(Web page and app entries)
*** Begin section ***

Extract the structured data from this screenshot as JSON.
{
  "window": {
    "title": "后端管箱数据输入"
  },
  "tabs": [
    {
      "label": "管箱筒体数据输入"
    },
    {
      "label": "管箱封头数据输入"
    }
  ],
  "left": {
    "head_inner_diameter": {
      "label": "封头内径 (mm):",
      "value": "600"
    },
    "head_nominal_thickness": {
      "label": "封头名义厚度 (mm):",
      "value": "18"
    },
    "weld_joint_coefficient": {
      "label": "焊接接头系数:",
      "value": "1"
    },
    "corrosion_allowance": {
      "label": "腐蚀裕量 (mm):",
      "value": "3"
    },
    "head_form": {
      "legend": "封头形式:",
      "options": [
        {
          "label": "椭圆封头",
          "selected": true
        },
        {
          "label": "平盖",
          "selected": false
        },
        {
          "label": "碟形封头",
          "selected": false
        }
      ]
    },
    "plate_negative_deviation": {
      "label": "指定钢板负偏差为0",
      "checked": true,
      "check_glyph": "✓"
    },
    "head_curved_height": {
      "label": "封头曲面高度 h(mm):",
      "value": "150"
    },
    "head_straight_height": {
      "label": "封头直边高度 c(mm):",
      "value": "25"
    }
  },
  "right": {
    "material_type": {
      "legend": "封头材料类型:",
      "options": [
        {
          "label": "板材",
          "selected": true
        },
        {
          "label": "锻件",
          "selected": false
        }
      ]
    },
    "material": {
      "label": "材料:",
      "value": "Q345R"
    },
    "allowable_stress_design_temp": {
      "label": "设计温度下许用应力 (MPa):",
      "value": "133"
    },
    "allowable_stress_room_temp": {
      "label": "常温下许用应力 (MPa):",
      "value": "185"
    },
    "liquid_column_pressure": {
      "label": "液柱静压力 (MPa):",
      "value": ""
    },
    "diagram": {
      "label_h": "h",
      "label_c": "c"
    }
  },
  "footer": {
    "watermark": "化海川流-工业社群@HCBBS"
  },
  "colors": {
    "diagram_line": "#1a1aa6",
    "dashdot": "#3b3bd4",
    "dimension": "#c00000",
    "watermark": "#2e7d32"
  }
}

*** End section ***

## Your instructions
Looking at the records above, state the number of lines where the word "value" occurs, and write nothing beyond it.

## Solution to this problem
10